How to Disappear by Duncan Fallowell
Winter King by Thomas Penn
She-Wolves by Helen Castor
A few quick statistics from these author lists:
# Two most popular titles overall: There But for the and The Stranger's Child with four votes each (no one listed both).
# One listed On Canaan's Side , Two listed The Sense of an Ending (again, no one listed both).
# Jonathan Franzen's Freedom got only one vote (snicker), but that was published in 2010. I remember because I wasted many hours reading it the last time we went to Maine.
# Four listed Egan's A Visit From the Goon Squad, but only one Téa Obreht's The Tiger's Wife.
# I've never heard of more than half these books! Must do research…
For the full list go here. Fun stuff.
Ah, they've chosen SO MANY! I can't type all these. See them here.
I'll only note The Sense of an Ending made the list, but Egan, Obreht and Barry were slighted completely. Give me a break.
The New York Times
They've chosen five each: fiction and nonfiction as their overall Top 10, but have listed 100 Notable Books.
Top Ten – Fiction
The Art of Fielding by Chad Harbach
11/22/63 by Stephen King
Swamplandia! by Karen Russell
Ten Thousand Saints by Eleanor Henderson
The Tiger's Wife by Téa Obreht
Top Ten – Nonfiction
And So it Goes. Kurt Vonnegut: A Life by Charles J. Shields
Arguably: Essays by Christopher Hitchens
The Boy in the Moon by Ian Brown
Malcolm X by Manning Marable
Thinking: Fast and Slow by Daniel Kahenman
A World on Fire by Amanda Foreman
A little slanted toward Americans, eh?
As for the 100 Notables, there's no Jennifer Egan, though Téa Obreht is there.
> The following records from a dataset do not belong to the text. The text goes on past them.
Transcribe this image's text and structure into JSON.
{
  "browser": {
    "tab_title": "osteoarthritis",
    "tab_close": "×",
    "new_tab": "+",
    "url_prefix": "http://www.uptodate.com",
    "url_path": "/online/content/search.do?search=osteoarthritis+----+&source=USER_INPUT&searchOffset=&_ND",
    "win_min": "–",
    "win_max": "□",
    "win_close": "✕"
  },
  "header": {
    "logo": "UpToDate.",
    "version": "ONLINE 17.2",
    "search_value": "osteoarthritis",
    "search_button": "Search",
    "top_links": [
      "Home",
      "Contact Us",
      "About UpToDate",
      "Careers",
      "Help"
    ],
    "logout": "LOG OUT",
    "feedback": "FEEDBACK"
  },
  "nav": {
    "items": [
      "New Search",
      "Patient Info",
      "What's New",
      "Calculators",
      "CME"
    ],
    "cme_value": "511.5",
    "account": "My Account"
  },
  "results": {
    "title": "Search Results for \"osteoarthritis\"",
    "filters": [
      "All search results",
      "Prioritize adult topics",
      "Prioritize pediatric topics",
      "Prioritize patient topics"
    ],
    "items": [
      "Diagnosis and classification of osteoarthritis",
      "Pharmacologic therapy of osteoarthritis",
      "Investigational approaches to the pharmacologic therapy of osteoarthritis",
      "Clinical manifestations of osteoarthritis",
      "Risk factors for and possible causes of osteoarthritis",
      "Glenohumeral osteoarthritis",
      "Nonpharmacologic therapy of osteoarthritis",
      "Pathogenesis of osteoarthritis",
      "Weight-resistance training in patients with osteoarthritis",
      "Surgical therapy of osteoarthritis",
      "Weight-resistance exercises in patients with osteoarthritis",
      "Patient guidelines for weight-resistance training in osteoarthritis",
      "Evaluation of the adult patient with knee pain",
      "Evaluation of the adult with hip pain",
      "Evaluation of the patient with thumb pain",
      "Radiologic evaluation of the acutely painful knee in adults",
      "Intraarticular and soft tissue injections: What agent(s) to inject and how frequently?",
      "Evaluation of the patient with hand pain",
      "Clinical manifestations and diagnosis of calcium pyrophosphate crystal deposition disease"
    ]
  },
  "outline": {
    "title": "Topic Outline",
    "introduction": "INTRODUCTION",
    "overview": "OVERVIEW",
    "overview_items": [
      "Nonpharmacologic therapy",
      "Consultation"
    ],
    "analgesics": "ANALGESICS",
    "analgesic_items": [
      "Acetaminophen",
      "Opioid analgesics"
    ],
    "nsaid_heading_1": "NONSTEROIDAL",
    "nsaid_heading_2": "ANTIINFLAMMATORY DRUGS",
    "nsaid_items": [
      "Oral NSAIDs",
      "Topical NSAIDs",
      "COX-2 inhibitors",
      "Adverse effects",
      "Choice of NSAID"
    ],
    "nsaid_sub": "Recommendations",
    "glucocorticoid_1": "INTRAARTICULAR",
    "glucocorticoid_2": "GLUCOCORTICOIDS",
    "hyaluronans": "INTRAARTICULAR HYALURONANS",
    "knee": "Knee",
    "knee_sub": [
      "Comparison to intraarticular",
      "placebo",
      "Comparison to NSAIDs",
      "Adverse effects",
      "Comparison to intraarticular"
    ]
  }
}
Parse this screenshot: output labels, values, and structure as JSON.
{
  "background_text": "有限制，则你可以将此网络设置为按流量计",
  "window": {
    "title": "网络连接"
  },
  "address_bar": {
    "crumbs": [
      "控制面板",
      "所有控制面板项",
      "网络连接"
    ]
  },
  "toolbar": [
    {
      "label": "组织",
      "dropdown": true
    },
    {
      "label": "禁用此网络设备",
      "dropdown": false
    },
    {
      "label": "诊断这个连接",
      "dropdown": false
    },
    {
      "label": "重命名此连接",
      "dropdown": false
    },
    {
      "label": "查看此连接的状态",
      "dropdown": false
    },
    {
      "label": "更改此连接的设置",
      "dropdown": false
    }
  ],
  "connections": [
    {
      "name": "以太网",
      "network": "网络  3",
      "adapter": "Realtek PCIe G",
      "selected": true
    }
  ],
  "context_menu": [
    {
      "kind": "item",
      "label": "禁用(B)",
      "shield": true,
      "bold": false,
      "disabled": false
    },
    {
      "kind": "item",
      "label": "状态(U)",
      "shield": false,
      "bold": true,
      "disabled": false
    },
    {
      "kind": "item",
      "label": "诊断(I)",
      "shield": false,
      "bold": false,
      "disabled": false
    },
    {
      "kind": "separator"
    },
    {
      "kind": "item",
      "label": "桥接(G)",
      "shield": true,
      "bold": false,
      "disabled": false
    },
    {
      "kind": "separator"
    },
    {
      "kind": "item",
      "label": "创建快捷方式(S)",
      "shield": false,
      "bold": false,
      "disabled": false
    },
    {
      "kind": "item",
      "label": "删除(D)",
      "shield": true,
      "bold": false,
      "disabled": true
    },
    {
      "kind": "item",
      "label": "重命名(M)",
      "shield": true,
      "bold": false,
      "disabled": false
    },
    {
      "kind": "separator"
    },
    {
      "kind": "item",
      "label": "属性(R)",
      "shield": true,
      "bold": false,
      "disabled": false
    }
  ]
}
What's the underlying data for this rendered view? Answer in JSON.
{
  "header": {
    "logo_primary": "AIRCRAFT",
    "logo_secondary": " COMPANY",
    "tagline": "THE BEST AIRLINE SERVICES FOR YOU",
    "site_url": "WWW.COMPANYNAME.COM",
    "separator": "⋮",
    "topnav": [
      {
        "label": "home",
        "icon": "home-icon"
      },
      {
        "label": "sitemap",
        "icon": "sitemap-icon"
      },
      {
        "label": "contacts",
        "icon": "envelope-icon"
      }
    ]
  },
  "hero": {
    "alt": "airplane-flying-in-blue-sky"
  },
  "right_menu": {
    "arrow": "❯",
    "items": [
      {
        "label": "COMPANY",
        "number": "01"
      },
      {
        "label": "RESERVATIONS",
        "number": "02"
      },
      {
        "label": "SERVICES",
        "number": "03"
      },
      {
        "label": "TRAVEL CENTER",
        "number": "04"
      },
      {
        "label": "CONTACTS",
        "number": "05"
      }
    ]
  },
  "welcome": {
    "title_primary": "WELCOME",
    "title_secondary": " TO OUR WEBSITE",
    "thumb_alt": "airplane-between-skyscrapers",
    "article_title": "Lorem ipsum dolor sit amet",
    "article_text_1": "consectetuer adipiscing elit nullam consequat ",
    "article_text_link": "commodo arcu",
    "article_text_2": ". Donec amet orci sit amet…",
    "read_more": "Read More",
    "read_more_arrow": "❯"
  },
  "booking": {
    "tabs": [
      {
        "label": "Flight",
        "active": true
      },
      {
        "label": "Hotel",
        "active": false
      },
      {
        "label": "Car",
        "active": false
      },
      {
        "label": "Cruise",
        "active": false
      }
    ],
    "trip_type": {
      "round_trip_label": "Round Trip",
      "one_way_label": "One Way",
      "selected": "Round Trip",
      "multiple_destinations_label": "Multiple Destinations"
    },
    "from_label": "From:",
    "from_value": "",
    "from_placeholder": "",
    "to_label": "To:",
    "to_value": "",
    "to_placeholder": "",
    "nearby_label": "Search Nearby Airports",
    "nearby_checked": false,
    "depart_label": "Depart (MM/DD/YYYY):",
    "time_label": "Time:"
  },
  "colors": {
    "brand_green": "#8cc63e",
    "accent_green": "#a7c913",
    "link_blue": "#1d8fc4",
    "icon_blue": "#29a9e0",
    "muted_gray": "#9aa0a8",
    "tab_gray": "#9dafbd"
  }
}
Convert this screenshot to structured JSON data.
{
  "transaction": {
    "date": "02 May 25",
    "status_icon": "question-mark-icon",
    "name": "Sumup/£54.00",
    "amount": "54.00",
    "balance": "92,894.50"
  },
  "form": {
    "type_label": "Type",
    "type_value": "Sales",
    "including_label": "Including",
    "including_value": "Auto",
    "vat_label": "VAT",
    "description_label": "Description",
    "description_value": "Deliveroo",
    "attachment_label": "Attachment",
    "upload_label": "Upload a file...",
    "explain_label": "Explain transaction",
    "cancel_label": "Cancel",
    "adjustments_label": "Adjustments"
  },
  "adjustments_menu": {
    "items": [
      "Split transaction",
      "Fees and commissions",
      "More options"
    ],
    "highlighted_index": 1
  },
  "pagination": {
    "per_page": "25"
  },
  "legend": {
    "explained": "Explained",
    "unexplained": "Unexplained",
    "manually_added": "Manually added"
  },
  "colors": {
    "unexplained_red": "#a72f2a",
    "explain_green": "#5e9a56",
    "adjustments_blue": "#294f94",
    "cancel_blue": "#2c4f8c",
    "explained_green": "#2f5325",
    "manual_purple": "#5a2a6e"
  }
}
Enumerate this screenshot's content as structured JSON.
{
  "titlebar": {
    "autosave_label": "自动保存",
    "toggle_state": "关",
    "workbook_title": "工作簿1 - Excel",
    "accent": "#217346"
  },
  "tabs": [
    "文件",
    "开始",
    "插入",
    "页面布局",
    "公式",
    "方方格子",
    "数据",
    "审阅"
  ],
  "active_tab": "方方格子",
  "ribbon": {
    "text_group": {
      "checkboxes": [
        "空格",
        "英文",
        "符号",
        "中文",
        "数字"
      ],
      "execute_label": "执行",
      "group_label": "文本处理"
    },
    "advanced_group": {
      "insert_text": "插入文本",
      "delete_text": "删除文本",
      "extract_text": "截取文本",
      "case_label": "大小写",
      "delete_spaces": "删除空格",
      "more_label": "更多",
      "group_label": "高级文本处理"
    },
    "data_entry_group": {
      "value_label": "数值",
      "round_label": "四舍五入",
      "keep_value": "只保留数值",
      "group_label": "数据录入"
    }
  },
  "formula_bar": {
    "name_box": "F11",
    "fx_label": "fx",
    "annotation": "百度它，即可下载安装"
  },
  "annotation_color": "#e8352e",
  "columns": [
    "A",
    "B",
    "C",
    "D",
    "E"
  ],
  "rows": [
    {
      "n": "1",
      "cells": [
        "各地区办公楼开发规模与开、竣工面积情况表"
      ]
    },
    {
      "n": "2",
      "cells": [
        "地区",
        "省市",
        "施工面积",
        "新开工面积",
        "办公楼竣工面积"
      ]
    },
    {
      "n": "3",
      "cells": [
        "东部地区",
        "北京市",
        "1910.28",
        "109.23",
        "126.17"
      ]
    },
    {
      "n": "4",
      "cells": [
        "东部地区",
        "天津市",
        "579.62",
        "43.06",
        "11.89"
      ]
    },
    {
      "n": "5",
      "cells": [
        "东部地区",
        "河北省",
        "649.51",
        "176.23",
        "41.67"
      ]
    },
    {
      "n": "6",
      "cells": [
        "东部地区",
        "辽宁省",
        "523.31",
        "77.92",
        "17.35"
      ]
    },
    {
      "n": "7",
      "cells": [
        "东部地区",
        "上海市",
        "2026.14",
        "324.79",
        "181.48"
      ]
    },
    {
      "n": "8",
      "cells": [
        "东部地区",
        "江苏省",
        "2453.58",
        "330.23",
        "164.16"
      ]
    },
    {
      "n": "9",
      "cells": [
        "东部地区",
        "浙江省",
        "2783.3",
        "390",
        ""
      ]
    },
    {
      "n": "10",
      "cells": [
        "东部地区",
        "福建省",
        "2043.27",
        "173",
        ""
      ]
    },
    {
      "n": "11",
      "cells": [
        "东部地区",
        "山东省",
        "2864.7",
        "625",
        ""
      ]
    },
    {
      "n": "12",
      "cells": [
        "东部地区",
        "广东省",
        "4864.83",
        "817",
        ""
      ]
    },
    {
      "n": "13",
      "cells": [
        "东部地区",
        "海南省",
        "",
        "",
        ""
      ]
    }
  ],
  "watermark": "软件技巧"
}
Also, no On Canaan's Side but they gave Julian Barnes's The Sense of an Ending a nod, as well as Alan Hollinghurst's The Stranger's Child.
And, as for the nonfiction, I read much less of that but the list's still interesting.
Ah, then. There are approximately a gazillion other lists of Bests but I couldn't cover them all. All I'm planning from here is my own Top Ten of 2011 list, which is forthcoming.
So many books listed are of interest to me. Others I'll look up, as they sound wonderful. Overall, what's most baffling is how often Alan Hollinghurst's The Stranger's Child is mentioned. I put it down about 1/3 of the way through, finding it a chore (and a bore). Apparently I missed something. Maybe I'll give it another go. Sigh.
Still may compile more stats about the yearly wind-up. If I get around to it you'll be the first to know.
Now it's time to wait out the posting of favorites listed by bloggers. Anyone else have a list – blogger or no? Would love to hear from you.